Records from a dataset:
<<<<

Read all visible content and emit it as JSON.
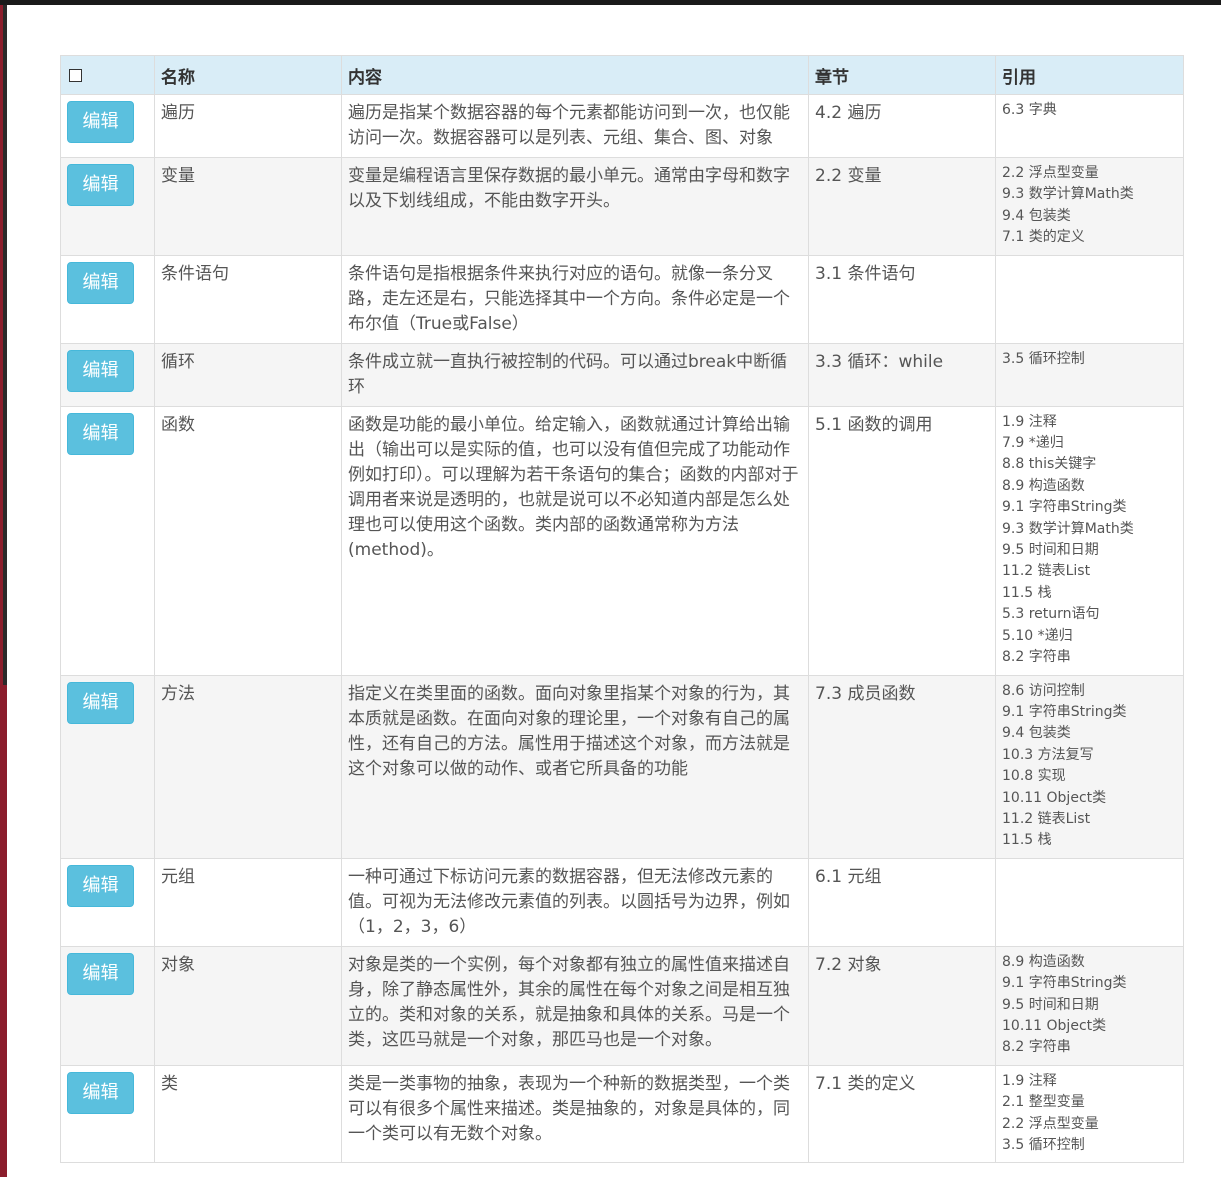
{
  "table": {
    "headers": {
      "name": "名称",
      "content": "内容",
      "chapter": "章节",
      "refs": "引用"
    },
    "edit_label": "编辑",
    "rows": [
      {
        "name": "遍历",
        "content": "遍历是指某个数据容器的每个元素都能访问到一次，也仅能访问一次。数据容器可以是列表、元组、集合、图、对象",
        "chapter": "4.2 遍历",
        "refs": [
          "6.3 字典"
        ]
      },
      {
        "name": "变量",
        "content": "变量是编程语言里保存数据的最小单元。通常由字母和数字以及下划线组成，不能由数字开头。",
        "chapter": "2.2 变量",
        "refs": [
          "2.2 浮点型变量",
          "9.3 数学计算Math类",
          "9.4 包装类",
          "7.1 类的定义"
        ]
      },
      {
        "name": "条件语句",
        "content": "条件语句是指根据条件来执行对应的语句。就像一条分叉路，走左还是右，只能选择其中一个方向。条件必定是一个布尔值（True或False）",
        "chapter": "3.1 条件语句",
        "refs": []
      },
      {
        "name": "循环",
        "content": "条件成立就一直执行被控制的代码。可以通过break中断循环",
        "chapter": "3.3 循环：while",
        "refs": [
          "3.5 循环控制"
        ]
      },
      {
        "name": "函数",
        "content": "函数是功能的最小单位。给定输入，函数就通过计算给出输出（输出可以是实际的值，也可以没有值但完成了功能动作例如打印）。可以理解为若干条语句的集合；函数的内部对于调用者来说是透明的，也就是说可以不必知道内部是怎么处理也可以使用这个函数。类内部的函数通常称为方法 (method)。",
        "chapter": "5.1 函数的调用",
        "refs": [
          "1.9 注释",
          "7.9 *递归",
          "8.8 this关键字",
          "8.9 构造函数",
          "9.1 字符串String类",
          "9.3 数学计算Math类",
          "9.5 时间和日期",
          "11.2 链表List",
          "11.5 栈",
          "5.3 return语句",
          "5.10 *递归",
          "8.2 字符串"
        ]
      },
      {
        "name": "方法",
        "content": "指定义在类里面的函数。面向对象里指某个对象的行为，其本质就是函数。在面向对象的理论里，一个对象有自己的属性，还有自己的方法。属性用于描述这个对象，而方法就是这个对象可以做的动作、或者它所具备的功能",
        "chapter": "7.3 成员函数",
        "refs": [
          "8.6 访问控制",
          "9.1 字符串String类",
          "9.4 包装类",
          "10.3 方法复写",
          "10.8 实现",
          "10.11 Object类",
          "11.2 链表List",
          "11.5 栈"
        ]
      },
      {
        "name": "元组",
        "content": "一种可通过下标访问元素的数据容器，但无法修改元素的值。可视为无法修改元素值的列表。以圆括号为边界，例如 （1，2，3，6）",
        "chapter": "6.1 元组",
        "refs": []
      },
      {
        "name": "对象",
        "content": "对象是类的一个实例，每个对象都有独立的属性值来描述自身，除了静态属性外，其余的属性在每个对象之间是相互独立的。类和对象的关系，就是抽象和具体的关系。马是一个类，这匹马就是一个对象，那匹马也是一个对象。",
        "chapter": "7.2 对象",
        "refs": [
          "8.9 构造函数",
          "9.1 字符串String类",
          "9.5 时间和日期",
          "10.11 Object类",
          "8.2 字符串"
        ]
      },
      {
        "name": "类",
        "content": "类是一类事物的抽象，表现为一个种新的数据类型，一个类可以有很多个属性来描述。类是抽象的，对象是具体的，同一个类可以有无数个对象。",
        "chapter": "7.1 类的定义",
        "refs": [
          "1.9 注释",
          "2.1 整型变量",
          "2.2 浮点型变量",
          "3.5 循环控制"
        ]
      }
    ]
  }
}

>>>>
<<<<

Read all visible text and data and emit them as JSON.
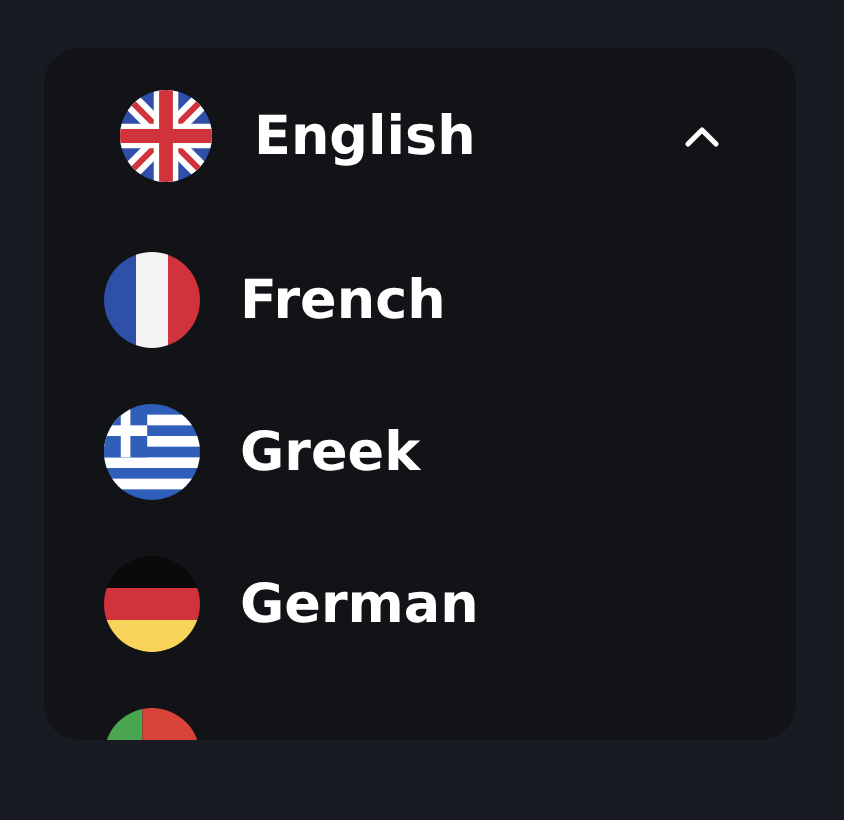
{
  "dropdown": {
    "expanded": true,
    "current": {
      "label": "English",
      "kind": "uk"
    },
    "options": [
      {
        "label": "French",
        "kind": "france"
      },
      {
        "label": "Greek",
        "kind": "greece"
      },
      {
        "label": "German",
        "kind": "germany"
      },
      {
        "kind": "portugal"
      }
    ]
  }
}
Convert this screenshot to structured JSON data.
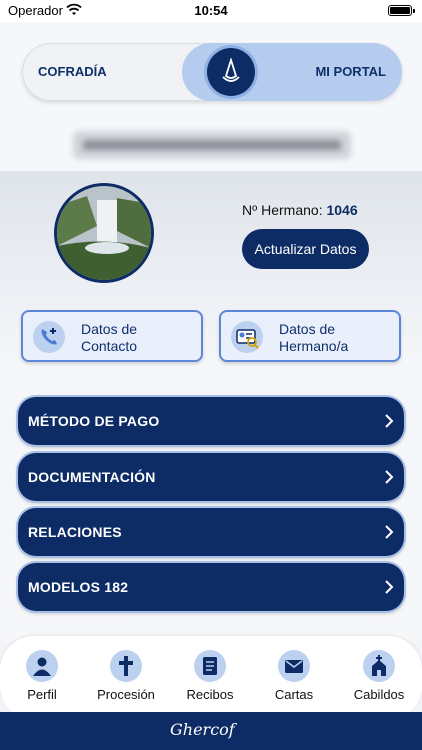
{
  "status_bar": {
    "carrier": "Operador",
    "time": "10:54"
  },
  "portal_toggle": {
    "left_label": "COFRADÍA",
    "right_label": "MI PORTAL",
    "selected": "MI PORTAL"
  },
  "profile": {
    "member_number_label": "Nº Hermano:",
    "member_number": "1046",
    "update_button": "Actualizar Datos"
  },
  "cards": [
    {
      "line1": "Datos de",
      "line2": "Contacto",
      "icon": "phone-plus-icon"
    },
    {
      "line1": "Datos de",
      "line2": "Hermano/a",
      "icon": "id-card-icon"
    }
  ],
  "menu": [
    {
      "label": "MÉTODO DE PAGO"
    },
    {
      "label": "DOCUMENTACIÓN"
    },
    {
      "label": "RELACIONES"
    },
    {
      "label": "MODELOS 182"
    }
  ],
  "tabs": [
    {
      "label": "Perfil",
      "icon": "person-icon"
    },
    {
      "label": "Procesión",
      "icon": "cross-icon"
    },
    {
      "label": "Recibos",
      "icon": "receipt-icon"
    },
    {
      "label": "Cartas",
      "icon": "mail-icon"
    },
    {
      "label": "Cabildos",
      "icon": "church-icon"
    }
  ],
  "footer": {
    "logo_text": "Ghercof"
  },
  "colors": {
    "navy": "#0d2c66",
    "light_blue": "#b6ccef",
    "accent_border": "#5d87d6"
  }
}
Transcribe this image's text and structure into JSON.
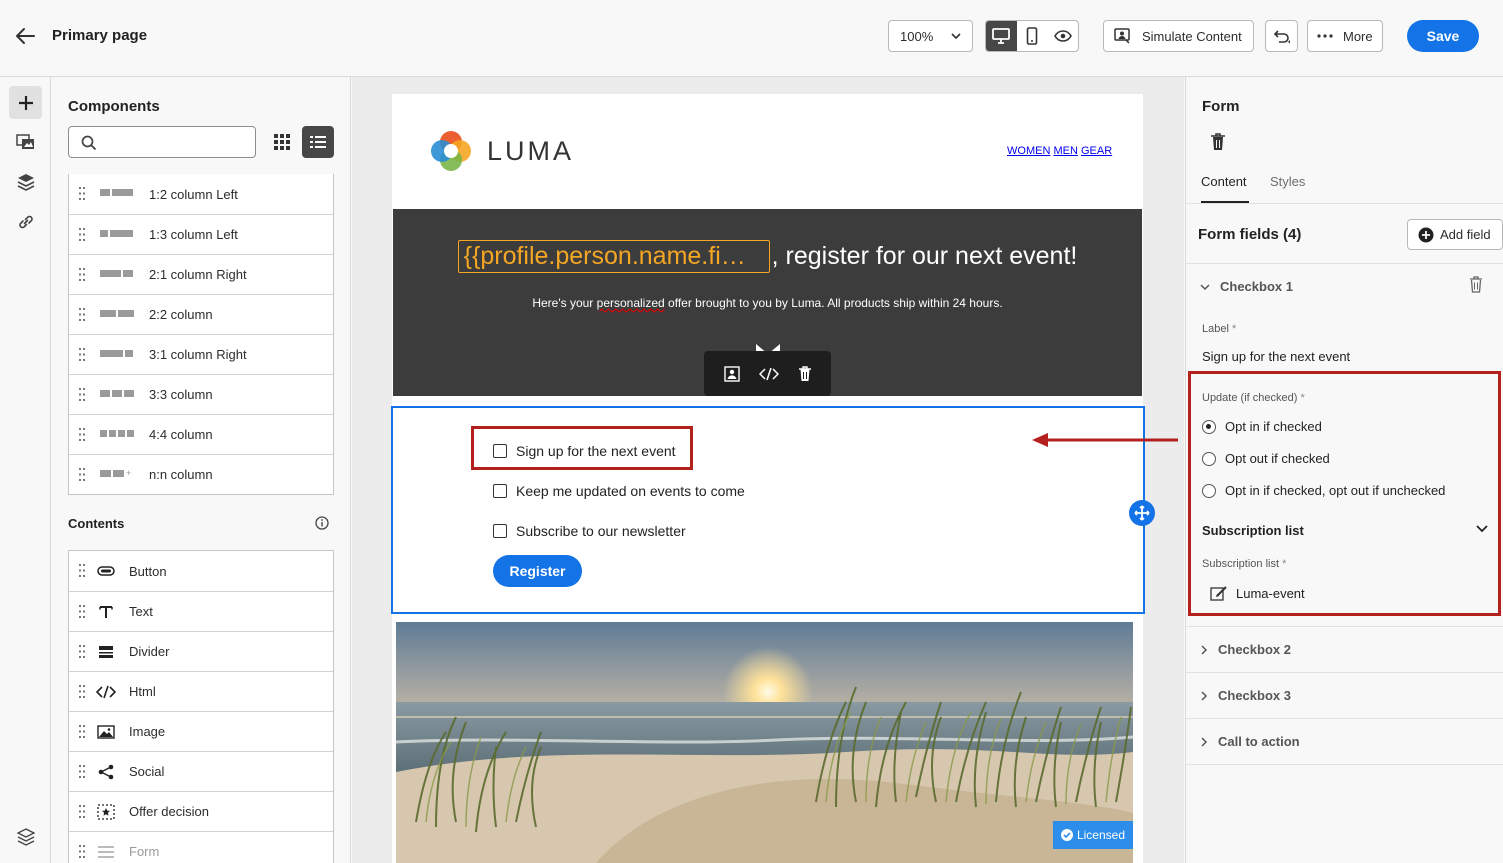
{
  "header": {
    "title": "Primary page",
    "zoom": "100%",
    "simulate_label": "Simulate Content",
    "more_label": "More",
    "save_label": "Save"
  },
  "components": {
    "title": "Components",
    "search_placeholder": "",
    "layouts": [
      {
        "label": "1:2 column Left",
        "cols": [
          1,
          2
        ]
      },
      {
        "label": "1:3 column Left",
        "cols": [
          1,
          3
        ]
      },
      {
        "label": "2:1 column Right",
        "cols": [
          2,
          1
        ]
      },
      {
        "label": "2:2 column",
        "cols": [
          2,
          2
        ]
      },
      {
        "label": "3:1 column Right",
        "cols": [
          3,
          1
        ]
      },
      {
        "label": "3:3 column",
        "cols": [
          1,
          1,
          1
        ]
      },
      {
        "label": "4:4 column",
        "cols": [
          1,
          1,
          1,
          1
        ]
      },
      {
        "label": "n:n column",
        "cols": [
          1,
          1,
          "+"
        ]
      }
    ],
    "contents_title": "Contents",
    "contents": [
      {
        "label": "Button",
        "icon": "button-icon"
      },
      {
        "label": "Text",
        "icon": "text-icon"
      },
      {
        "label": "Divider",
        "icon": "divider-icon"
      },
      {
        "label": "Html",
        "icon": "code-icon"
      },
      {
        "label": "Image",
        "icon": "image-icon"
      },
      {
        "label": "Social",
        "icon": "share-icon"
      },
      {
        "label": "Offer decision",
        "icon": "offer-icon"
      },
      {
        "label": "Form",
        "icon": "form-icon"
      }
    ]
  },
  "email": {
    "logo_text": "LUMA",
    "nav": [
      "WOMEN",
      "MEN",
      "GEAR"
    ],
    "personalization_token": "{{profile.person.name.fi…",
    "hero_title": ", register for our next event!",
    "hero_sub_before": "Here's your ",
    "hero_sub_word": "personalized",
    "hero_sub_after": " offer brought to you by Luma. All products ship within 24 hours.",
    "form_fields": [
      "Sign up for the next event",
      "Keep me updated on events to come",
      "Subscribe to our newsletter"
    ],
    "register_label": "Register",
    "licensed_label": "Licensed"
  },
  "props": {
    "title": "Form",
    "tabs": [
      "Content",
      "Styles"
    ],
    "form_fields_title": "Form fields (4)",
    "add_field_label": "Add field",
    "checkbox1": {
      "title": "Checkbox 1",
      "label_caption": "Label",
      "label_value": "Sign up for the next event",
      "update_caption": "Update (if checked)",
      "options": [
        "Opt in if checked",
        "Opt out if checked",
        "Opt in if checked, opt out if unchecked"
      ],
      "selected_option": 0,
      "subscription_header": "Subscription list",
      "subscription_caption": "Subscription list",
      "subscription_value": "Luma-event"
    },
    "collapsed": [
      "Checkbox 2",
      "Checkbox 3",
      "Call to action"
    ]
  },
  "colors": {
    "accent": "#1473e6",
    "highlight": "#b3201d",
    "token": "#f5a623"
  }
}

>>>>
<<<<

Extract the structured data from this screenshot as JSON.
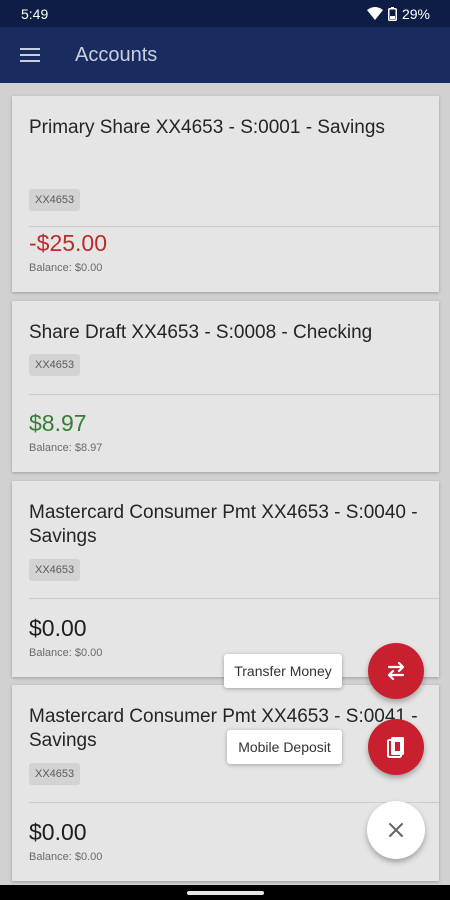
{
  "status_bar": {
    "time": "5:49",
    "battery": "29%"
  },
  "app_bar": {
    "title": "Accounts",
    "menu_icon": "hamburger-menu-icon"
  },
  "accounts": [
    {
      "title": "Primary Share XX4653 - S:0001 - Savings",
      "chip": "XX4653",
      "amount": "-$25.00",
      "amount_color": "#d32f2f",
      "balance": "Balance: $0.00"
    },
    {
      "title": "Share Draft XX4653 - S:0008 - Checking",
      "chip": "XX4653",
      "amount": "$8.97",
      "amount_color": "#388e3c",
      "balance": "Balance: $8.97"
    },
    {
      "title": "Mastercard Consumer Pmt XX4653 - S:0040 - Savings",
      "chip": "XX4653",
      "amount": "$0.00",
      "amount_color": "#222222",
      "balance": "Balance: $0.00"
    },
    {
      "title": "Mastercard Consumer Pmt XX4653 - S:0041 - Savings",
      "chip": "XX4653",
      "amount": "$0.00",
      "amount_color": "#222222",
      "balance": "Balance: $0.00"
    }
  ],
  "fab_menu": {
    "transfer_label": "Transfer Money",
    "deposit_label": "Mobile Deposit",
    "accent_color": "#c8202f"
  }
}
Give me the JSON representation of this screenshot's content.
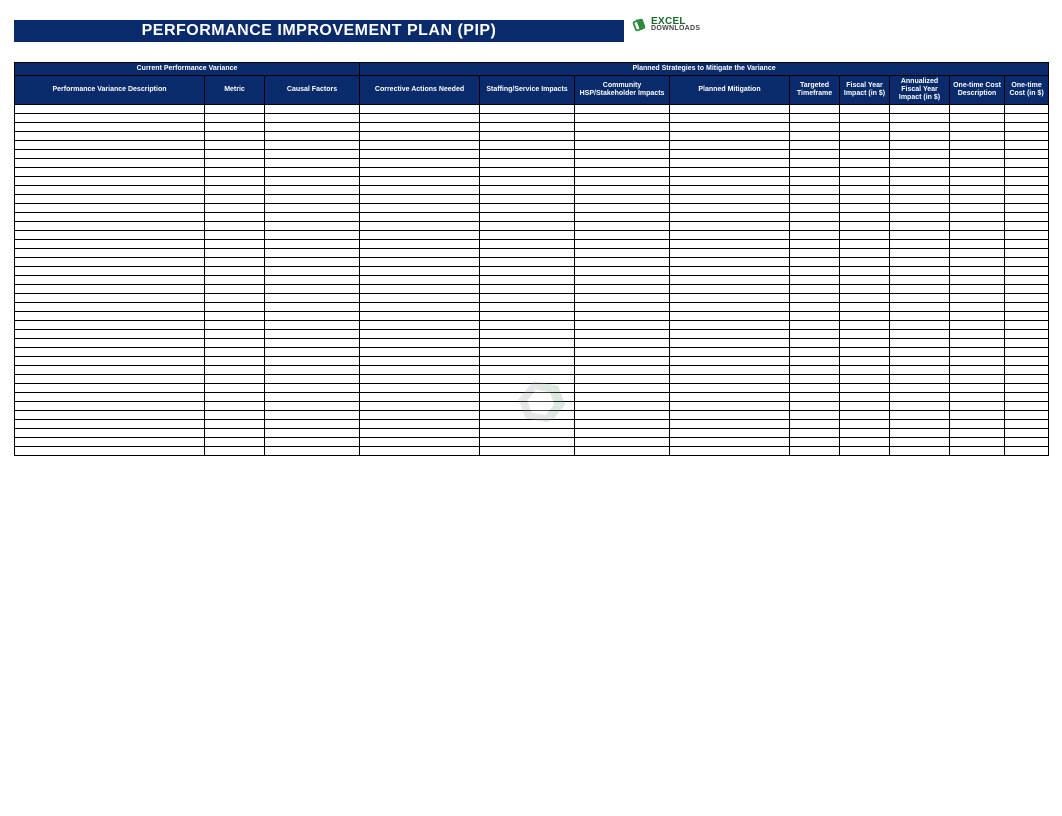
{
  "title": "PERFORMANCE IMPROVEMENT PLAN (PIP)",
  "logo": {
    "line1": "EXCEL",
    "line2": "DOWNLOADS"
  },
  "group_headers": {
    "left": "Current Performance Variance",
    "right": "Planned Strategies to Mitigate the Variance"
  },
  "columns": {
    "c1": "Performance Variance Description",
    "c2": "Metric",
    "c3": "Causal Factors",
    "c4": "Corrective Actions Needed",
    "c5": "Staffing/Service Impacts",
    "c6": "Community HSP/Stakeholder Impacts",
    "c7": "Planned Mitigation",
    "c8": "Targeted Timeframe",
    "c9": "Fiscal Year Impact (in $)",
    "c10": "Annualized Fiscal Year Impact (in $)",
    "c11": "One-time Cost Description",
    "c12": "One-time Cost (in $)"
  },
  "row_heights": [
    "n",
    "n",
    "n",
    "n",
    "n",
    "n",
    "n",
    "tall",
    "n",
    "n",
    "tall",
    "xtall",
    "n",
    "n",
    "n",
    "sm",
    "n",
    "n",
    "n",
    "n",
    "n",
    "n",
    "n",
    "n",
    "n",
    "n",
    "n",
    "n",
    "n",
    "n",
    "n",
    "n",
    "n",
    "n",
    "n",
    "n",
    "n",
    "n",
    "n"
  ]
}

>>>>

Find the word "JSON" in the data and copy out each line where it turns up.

_Solution_
Read all visible content and emit it as JSON.
Read all visible text and data and emit them as JSON.
Convert this screenshot to structured JSON data.
Transcribe this image's text and structure into JSON.
Extract the structured data from this screenshot as JSON.
Give me the JSON representation of this screenshot's content.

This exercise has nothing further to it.